(https://en.wikipedia.org)

In 1942, producer Val Lewton and director Jacques Torneur, advanced the making of horror films by expanding the possible topics and boundaries. This extraordinary film is not one that relies on a standard “monster”; instead, Torneur employs psychological suspense and subtle development of terror.

This film offers a sophisticated and understated treatment of sexuality and its impact on people. The main character, Irena, a fashion designer, born in Serbia, and played by Simone Simon combines the modern world of high fashion in New York City with the old world beliefs that she is descended from people who are shape-shifters and who turn into big cats when sexually enticed and aroused. Torneur builds a new variation on the established theme of lycanthropy, in which a male changes into a wolf. Additionally, the film demonstrates the tension between science and superstition, the modern era versus the medieval times, and religion versus secularism.

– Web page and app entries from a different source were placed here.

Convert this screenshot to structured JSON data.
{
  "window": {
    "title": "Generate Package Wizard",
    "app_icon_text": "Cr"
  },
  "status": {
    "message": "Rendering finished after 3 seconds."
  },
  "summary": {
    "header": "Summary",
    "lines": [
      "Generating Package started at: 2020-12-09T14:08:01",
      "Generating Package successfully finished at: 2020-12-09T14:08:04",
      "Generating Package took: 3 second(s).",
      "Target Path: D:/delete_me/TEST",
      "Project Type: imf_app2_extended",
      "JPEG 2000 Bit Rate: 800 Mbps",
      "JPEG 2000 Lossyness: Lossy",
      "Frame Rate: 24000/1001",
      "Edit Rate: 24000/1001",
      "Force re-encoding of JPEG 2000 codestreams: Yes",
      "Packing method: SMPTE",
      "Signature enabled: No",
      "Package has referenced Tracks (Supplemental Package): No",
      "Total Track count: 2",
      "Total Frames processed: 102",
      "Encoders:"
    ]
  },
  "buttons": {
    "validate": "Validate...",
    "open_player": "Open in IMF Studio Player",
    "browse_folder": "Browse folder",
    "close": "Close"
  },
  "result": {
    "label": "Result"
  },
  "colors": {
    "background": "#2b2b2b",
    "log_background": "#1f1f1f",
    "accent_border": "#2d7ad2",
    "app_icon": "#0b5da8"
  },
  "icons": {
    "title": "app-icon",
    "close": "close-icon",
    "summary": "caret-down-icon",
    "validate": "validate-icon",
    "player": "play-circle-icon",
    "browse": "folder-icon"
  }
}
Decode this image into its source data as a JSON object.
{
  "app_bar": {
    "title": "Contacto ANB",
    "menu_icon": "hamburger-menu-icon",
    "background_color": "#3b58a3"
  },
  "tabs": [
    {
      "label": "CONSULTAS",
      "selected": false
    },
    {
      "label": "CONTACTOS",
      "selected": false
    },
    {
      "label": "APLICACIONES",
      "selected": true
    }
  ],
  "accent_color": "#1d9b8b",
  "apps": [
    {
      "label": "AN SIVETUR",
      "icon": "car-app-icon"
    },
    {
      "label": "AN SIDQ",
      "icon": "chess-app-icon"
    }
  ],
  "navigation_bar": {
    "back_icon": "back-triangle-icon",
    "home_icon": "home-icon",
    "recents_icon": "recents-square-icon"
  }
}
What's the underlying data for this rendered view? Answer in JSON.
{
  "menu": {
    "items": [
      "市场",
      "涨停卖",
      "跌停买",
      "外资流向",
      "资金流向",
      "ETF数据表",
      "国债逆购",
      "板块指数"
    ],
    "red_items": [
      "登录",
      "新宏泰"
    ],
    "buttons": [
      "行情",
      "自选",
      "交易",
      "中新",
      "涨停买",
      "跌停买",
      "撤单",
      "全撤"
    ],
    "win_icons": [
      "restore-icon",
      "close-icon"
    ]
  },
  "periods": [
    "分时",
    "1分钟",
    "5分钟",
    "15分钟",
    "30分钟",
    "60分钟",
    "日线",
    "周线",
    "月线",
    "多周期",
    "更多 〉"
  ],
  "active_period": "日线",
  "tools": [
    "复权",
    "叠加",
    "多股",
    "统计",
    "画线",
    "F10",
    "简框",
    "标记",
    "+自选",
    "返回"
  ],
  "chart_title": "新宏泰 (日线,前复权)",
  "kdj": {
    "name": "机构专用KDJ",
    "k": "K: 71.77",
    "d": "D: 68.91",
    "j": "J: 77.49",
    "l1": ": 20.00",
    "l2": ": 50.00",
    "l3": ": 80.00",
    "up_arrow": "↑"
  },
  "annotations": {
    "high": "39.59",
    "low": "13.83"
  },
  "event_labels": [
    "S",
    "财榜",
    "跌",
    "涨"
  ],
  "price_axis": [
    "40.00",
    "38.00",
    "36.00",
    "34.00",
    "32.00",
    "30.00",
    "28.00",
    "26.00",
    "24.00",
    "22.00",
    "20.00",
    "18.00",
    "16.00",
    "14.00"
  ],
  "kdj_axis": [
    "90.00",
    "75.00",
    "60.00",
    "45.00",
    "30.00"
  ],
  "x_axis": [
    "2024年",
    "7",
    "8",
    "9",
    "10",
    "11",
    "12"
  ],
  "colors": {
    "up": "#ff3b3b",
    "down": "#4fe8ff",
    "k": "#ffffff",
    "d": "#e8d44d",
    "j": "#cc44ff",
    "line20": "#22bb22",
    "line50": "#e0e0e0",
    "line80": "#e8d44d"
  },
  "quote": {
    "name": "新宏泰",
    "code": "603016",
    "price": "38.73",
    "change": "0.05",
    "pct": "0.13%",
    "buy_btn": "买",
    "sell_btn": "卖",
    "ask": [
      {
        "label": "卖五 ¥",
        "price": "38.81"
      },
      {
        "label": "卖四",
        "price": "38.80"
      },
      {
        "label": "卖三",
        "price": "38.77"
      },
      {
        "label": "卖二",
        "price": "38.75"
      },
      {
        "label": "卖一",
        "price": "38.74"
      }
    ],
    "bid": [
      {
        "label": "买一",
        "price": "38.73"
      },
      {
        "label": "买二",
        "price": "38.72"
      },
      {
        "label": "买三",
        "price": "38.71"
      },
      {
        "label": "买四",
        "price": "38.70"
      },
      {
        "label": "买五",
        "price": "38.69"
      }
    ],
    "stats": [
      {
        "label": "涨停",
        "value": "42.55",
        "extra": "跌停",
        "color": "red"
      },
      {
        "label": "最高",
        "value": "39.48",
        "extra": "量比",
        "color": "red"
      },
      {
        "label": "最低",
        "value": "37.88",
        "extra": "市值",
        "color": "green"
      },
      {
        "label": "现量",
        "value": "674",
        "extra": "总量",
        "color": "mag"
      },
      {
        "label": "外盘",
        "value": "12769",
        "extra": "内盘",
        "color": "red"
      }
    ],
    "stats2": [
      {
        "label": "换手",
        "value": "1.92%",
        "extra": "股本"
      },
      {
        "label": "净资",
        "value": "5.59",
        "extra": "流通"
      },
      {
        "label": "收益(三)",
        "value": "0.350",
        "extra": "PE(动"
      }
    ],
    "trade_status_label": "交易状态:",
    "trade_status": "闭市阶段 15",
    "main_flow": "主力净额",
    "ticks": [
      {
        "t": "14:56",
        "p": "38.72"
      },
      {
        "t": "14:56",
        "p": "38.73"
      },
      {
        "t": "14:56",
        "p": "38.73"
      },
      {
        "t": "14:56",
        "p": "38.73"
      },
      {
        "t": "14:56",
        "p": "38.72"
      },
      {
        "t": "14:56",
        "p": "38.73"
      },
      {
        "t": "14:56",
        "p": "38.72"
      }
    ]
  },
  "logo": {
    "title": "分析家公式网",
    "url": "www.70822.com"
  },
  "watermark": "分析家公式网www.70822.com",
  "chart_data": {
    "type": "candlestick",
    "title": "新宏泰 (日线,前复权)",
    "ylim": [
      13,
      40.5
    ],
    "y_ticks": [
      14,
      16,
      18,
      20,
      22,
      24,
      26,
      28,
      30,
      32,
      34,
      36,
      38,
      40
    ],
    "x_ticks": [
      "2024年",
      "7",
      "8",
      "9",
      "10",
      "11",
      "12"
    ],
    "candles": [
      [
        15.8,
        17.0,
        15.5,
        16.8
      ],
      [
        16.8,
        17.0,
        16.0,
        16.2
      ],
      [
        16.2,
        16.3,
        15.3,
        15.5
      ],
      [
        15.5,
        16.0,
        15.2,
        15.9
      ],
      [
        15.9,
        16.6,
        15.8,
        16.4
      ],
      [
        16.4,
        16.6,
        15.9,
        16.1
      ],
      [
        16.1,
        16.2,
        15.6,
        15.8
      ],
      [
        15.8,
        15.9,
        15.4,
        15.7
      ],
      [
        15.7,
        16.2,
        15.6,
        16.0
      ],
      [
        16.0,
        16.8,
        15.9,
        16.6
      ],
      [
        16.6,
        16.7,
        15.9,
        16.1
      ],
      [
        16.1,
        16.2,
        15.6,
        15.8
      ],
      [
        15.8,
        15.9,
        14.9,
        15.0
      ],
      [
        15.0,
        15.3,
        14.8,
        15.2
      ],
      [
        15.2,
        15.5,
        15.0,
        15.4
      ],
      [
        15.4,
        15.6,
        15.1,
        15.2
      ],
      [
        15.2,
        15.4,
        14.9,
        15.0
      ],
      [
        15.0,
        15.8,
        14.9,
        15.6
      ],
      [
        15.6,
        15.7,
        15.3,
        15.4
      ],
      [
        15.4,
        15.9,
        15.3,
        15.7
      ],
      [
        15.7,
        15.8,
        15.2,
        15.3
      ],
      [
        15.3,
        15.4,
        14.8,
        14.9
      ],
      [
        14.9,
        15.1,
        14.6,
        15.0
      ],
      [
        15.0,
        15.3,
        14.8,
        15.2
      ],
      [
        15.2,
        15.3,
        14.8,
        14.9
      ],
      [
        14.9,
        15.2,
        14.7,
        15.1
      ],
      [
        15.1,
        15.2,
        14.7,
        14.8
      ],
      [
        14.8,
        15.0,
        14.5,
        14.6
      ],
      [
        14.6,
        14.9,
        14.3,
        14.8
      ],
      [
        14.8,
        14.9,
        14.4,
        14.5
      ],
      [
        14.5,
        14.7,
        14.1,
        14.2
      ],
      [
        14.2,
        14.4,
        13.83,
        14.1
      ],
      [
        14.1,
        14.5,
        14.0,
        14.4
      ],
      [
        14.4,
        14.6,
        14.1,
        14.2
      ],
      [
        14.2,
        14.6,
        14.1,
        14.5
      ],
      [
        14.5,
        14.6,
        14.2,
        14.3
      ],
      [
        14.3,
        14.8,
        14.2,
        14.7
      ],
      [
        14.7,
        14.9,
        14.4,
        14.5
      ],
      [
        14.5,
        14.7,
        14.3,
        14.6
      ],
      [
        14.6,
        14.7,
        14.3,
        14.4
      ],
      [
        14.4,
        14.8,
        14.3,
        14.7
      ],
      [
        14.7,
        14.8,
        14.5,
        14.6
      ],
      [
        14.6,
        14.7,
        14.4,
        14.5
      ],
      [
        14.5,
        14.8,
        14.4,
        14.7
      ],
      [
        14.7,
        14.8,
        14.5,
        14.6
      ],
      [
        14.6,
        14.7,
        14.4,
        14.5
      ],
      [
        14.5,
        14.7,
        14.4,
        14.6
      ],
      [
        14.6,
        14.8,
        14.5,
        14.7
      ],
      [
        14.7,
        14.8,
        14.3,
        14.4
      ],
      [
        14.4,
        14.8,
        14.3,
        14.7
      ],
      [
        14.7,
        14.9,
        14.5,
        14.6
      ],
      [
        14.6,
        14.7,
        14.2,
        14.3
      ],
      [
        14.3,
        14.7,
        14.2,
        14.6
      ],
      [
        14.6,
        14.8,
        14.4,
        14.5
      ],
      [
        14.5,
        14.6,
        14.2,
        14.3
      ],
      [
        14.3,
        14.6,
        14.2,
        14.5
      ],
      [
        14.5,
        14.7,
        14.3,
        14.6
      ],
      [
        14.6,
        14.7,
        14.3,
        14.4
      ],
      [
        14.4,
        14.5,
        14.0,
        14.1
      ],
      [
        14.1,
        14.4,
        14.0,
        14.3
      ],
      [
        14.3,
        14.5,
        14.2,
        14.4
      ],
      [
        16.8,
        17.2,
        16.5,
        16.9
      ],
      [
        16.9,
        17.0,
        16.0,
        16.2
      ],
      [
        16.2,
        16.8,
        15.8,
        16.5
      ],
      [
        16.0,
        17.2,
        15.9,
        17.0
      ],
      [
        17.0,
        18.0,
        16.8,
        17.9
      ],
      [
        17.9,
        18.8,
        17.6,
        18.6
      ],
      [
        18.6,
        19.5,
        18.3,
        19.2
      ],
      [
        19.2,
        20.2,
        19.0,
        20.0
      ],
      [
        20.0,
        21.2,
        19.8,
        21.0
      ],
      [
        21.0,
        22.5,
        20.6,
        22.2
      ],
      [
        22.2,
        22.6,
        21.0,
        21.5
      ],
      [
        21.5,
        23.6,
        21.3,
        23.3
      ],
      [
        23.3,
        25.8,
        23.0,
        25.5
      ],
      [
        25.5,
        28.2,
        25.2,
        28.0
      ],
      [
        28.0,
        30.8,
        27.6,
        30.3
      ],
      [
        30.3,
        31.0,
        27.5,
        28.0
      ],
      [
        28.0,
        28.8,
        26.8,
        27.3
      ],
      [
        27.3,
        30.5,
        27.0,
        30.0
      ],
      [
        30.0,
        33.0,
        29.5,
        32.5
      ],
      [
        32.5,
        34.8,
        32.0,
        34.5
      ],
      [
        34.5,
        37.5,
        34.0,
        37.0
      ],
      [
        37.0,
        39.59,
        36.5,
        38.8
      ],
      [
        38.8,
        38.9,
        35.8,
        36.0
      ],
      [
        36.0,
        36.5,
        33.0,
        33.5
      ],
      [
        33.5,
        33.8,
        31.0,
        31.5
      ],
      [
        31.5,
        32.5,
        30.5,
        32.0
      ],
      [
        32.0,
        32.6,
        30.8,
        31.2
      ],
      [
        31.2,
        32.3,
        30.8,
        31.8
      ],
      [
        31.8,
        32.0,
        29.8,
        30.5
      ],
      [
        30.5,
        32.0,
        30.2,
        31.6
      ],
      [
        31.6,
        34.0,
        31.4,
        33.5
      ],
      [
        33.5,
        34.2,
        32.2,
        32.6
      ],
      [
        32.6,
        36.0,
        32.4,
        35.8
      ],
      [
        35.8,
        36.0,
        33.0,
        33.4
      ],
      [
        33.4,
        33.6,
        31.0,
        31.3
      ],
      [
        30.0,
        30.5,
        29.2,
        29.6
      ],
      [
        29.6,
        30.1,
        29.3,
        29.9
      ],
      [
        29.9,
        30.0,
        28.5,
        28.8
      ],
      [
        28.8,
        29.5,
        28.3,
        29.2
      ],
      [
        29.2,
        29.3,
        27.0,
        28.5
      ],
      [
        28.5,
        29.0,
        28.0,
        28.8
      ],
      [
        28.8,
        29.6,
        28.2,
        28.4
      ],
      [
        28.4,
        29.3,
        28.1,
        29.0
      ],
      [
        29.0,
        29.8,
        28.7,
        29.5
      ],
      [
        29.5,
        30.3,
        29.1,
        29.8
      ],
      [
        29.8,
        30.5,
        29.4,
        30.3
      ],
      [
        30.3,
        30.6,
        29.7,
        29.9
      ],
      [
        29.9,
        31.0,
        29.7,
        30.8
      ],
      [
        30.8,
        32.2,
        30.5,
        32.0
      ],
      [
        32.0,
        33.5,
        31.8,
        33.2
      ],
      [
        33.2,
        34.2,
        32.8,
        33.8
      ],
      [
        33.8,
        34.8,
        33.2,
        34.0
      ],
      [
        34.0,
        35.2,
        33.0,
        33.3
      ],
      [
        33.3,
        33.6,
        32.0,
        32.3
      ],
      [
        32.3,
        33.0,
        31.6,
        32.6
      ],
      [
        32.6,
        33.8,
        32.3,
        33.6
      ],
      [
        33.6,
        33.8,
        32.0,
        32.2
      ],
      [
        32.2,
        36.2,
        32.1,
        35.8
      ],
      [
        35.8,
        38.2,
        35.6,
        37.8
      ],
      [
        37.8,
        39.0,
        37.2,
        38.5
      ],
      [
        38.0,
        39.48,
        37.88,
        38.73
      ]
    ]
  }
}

While to a contemporary audience, this movie might seem dated and subdued, I believe it still carries great impact in its study of horror that is felt rather than seen, slowly created rather than visceral, and suggestive rather overt.

Cat People did very well at the box office, but it received a mixed range of reviews at the time. Since the 1940s, it has come to be seen as one of the more important horror films of the 20th Century.  If you have the opportunity, I recommend watching Cat People.

Jaguar

(https://en.wikipedia.org)